|A Serbian police officer secures a convoy allegedly carrying Bosnian Serb ex-army chief Ratko Mladic from Belgrade to the city airport on May 31, 2011.|
Mladic is accused of masterminding the 1995 Srebrenica massacre of about 8,000 Muslim men and boys -- Europe's worst mass killing since World War II -- and the 44-month siege of the capital Sarajevo from May 1992 in which 10,000 died.
He was flown to the Netherlands on Tuesday to stand trial before the ICTY, after Serbian judges denied his appeal on health grounds and found him fit to stand trial.
On the eve of his much-anticipated appearance, however, Mladic's lawyer Milos Saljic said his client was treated for cancer two years ago while evading justice.
The ex-general had also suffered three strokes and two heart attacks, the lawyer said, as the prosecution of the tribunal warned the trial would not start for months.

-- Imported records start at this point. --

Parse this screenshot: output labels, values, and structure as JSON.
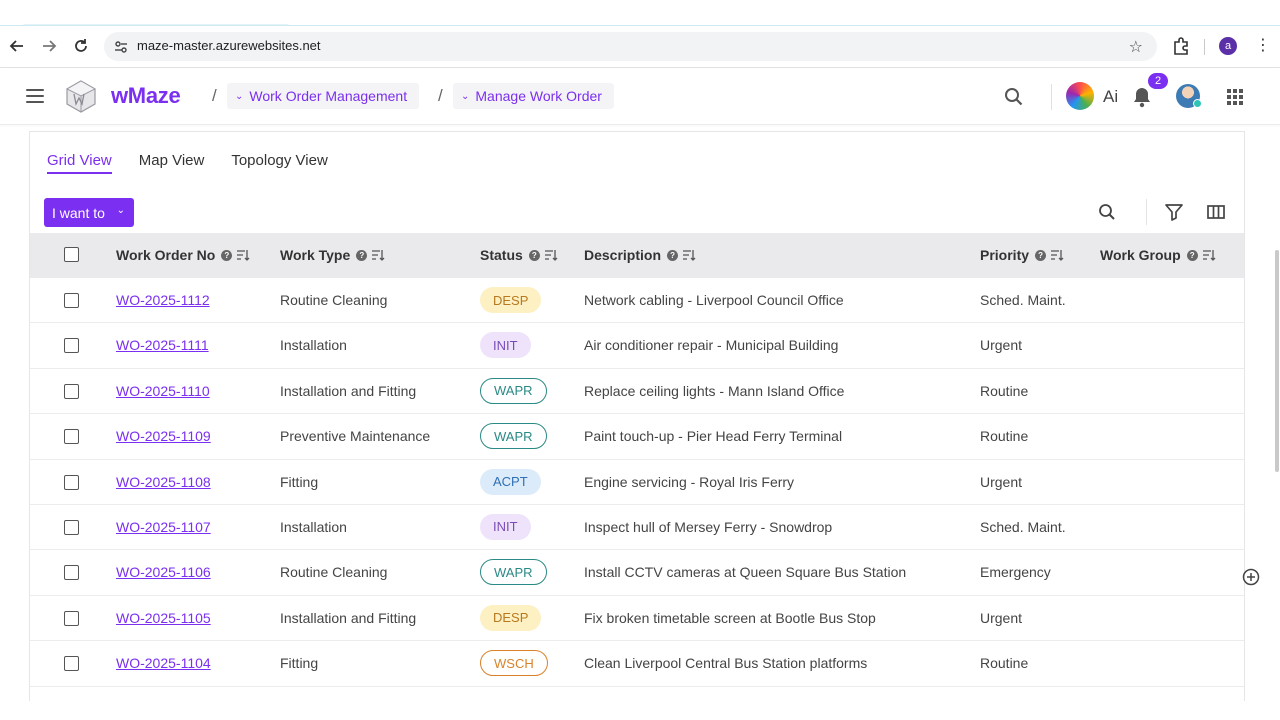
{
  "browser": {
    "url": "maze-master.azurewebsites.net",
    "profile_initial": "a",
    "back_icon": "arrow-left-icon",
    "forward_icon": "arrow-right-icon",
    "reload_icon": "reload-icon",
    "bookmark_icon": "star-icon"
  },
  "header": {
    "brand": "wMaze",
    "breadcrumbs": [
      {
        "label": "Work Order Management"
      },
      {
        "label": "Manage Work Order"
      }
    ],
    "ai_label": "Ai",
    "notification_count": "2"
  },
  "view_tabs": [
    {
      "label": "Grid View",
      "active": true
    },
    {
      "label": "Map View",
      "active": false
    },
    {
      "label": "Topology View",
      "active": false
    }
  ],
  "actions": {
    "i_want_to": "I want to"
  },
  "table": {
    "columns": [
      "Work Order No",
      "Work Type",
      "Status",
      "Description",
      "Priority",
      "Work Group"
    ],
    "rows": [
      {
        "wo": "WO-2025-1112",
        "type": "Routine Cleaning",
        "status": "DESP",
        "desc": "Network cabling - Liverpool Council Office",
        "priority": "Sched. Maint.",
        "group": ""
      },
      {
        "wo": "WO-2025-1111",
        "type": "Installation",
        "status": "INIT",
        "desc": "Air conditioner repair - Municipal Building",
        "priority": "Urgent",
        "group": ""
      },
      {
        "wo": "WO-2025-1110",
        "type": "Installation and Fitting",
        "status": "WAPR",
        "desc": "Replace ceiling lights - Mann Island Office",
        "priority": "Routine",
        "group": ""
      },
      {
        "wo": "WO-2025-1109",
        "type": "Preventive Maintenance",
        "status": "WAPR",
        "desc": "Paint touch-up - Pier Head Ferry Terminal",
        "priority": "Routine",
        "group": ""
      },
      {
        "wo": "WO-2025-1108",
        "type": "Fitting",
        "status": "ACPT",
        "desc": "Engine servicing - Royal Iris Ferry",
        "priority": "Urgent",
        "group": ""
      },
      {
        "wo": "WO-2025-1107",
        "type": "Installation",
        "status": "INIT",
        "desc": "Inspect hull of Mersey Ferry - Snowdrop",
        "priority": "Sched. Maint.",
        "group": ""
      },
      {
        "wo": "WO-2025-1106",
        "type": "Routine Cleaning",
        "status": "WAPR",
        "desc": "Install CCTV cameras at Queen Square Bus Station",
        "priority": "Emergency",
        "group": ""
      },
      {
        "wo": "WO-2025-1105",
        "type": "Installation and Fitting",
        "status": "DESP",
        "desc": "Fix broken timetable screen at Bootle Bus Stop",
        "priority": "Urgent",
        "group": ""
      },
      {
        "wo": "WO-2025-1104",
        "type": "Fitting",
        "status": "WSCH",
        "desc": "Clean Liverpool Central Bus Station platforms",
        "priority": "Routine",
        "group": ""
      }
    ]
  },
  "colors": {
    "accent": "#7b2ff0",
    "status_desp": "#fdf0c3",
    "status_init": "#efe3fb",
    "status_wapr": "#2a8a86",
    "status_acpt": "#dcebfa",
    "status_wsch": "#d9822b"
  }
}
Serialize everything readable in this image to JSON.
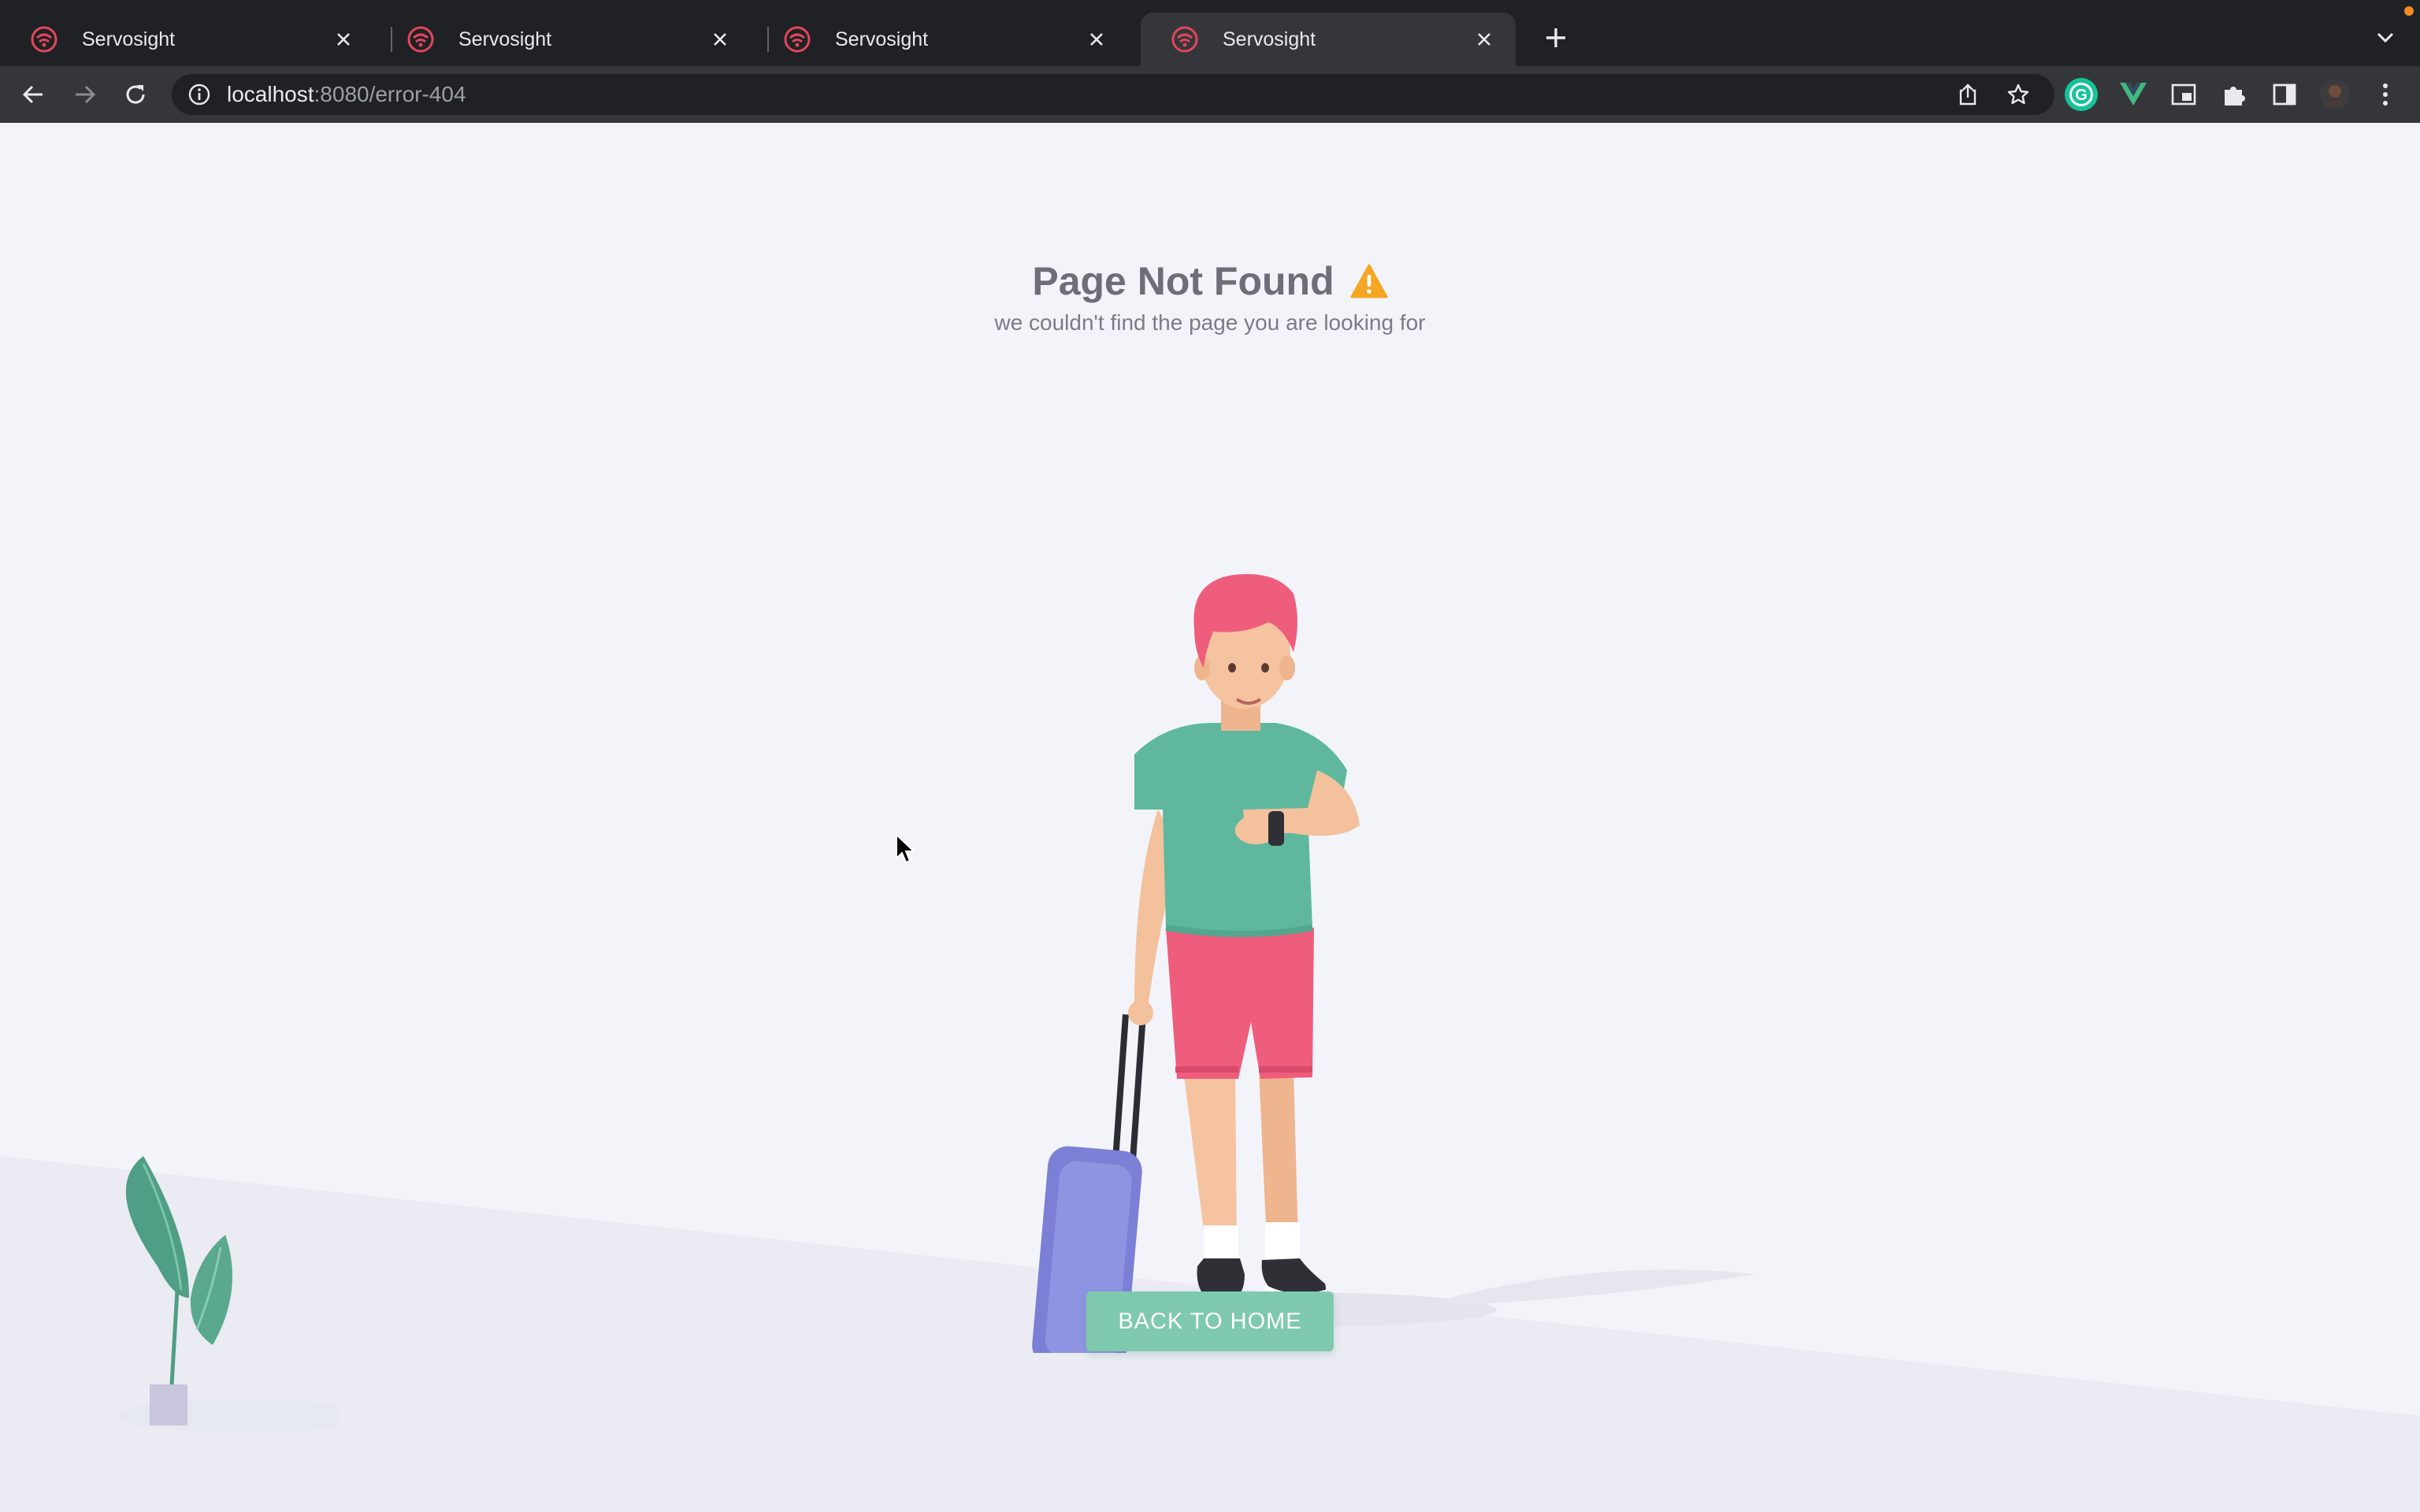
{
  "browser": {
    "tabs": [
      {
        "title": "Servosight",
        "active": false
      },
      {
        "title": "Servosight",
        "active": false
      },
      {
        "title": "Servosight",
        "active": false
      },
      {
        "title": "Servosight",
        "active": true
      }
    ],
    "url_host": "localhost",
    "url_path": ":8080/error-404",
    "icons": {
      "back": "arrow-left-icon",
      "forward": "arrow-right-icon",
      "reload": "reload-icon",
      "site_info": "info-circle-icon",
      "share": "share-icon",
      "bookmark": "star-icon",
      "extensions": [
        "grammarly-icon",
        "vue-devtools-icon",
        "picture-in-picture-icon",
        "puzzle-icon",
        "side-panel-icon",
        "profile-avatar-icon"
      ],
      "menu": "kebab-menu-icon"
    }
  },
  "page": {
    "title": "Page Not Found",
    "subtitle": "we couldn't find the page you are looking for",
    "button_label": "BACK TO HOME",
    "colors": {
      "background": "#f3f4fa",
      "button": "#7fc9ae",
      "warning": "#f5a623",
      "favicon": "#e0475b"
    }
  }
}
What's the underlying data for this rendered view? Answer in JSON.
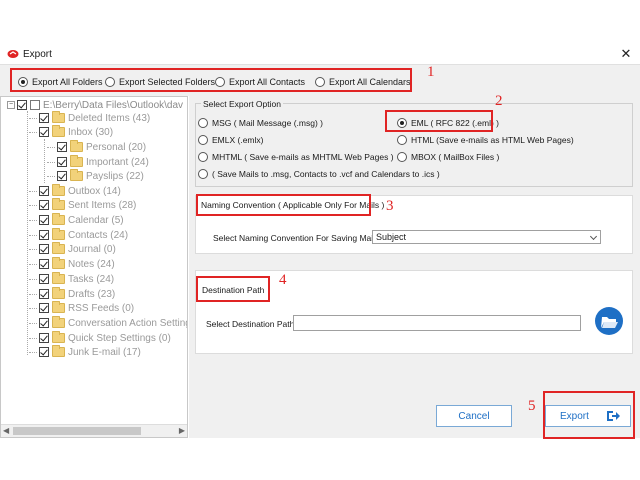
{
  "window": {
    "title": "Export",
    "close_glyph": "✕",
    "icon": "app-logo-icon"
  },
  "export_scope": {
    "options": [
      {
        "label": "Export All Folders",
        "selected": true
      },
      {
        "label": "Export Selected Folders",
        "selected": false
      },
      {
        "label": "Export All Contacts",
        "selected": false
      },
      {
        "label": "Export All Calendars",
        "selected": false
      }
    ]
  },
  "tree": {
    "root": "E:\\Berry\\Data Files\\Outlook\\dav",
    "items": [
      {
        "label": "Deleted Items (43)",
        "level": 1
      },
      {
        "label": "Inbox (30)",
        "level": 1
      },
      {
        "label": "Personal (20)",
        "level": 2
      },
      {
        "label": "Important (24)",
        "level": 2
      },
      {
        "label": "Payslips (22)",
        "level": 2
      },
      {
        "label": "Outbox (14)",
        "level": 1
      },
      {
        "label": "Sent Items (28)",
        "level": 1
      },
      {
        "label": "Calendar (5)",
        "level": 1
      },
      {
        "label": "Contacts (24)",
        "level": 1
      },
      {
        "label": "Journal (0)",
        "level": 1
      },
      {
        "label": "Notes (24)",
        "level": 1
      },
      {
        "label": "Tasks (24)",
        "level": 1
      },
      {
        "label": "Drafts (23)",
        "level": 1
      },
      {
        "label": "RSS Feeds (0)",
        "level": 1
      },
      {
        "label": "Conversation Action Setting",
        "level": 1
      },
      {
        "label": "Quick Step Settings (0)",
        "level": 1
      },
      {
        "label": "Junk E-mail (17)",
        "level": 1
      }
    ]
  },
  "export_option": {
    "title": "Select Export Option",
    "options": [
      {
        "label": "MSG ( Mail Message (.msg) )",
        "selected": false
      },
      {
        "label": "EML ( RFC 822 (.eml) )",
        "selected": true
      },
      {
        "label": "EMLX (.emlx)",
        "selected": false
      },
      {
        "label": "HTML (Save e-mails as HTML Web Pages)",
        "selected": false
      },
      {
        "label": "MHTML ( Save e-mails as MHTML Web Pages )",
        "selected": false
      },
      {
        "label": "MBOX ( MailBox Files )",
        "selected": false
      },
      {
        "label": "( Save Mails to .msg, Contacts to .vcf and Calendars to .ics )",
        "selected": false
      }
    ]
  },
  "naming": {
    "title": "Naming Convention ( Applicable Only For Mails )",
    "label": "Select Naming Convention For Saving Mails",
    "value": "Subject"
  },
  "destination": {
    "title": "Destination Path",
    "label": "Select Destination Path",
    "value": "",
    "browse_icon": "folder-open-icon"
  },
  "buttons": {
    "cancel": "Cancel",
    "export": "Export"
  },
  "annotations": [
    "1",
    "2",
    "3",
    "4",
    "5"
  ],
  "colors": {
    "annotation": "#e02424",
    "accent": "#1e6fc5"
  }
}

"It is a complex case, it will take time to prepare," spokesman Frederick Swinnen said.
Mladic's one-time mentor, Serbian president Slobodan Milosevic, died in The Hague four years into his own genocide trial in 2006, of a heart attack.
If he fails to plead to the charges on Friday, Mladic will be given 30 days to do so or have the court enter a not-guilty plea on his behalf.
If he pleads guilty, there will be no trial, only a sentencing procedure. He faces a maximum penalty of life in prison.
It was not clear ahead of the hearing whether Mladic had appointed a lawyer or would opt instead to conduct his own defence, like Radovan Karadzic whose genocide trial opened in October 2009.
The two men, regarded as the political and military architects of the Bosnian Serb campaign, are charged with seeking to "permanently remove" Muslims and Croats from areas of Bosnia in pursuit of a "Greater Serbia".
As international news crews swarmed into The Hague, the tribunal rented extra space at a nearby conference centre to handle an overflow of visitors hoping to catch a glimpse of the ex-general in the dock.
Mladic's family are not expected among the throngs, having said through a lawyer they will visit him after the hearing, "calmly".
Five victims' representatives said they will be in The Hague to see Mladic in person.